Around 100 tractors were driven to the Riigikogu and parked outside on Tuesday morning. At the protest, organized by the Estonian Chamber of Agriculture and Commerce (EPCC), farmers gave each Riigikogu member a toy tractor with the message, "Play with me, not with food!".
Farmers are demanding an increase in national funding and an increase in EU support to the European Union average level.
Chairman of the Board of the EPCC Roomet Sõrmus said the toy tractors represented farmers' frustration with constantly broken promises.
"Farmers have seen too many neatly wrapped-up promises made by politicians that have ultimately proven to be empty. We would really like to believe that Estonia's rural affairs and agriculture aren't some fifth-rate issue for the Riigikogu and the government coalition," Sõrmus said.
On Wednesday, the Riigikogu will hold its third reading of the state budget, which will confirm the final volume of national agricultural compensation in 2020, which was been reduced. The European Union will give €15.3 million in domestic compensation.
Farmers from Estonia, Latvia and Lithuania have organized joint demonstrations in Brussels in the past, in 2013 and 2018; a February 2013 meeting agreed minimum direct payments of €196 per hectare and, while the EU average is €260 per hectare, the figure is estimated at €170 per hectare for Estonia in 2020, according to daily Postimees reports.
The EPCC estimates the European Union has saved over 600 million euros at the expense of Estonian farmers in the period 2014-2020, paying far below the average, while full compliance with production requirements and provision of public goods has been demanded.
"As everyone has to comply with the requirements set, lower compensation than other member states means for the Estonian farmer, first and foremost, a higher debt burden, less competitiveness and an artificial price advantage for our competitors' production," Sõrmus said.
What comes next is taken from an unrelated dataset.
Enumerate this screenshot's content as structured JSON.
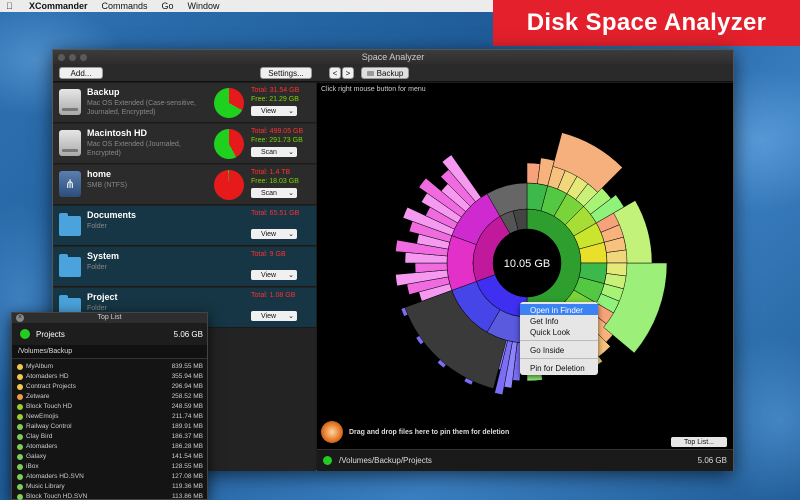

On Dec. 6, the EPCC and the Estonian Farmers' Confederation began collecting signatures for a petition calling for fair competition for Estonian farmers.
Editor: Helen Wright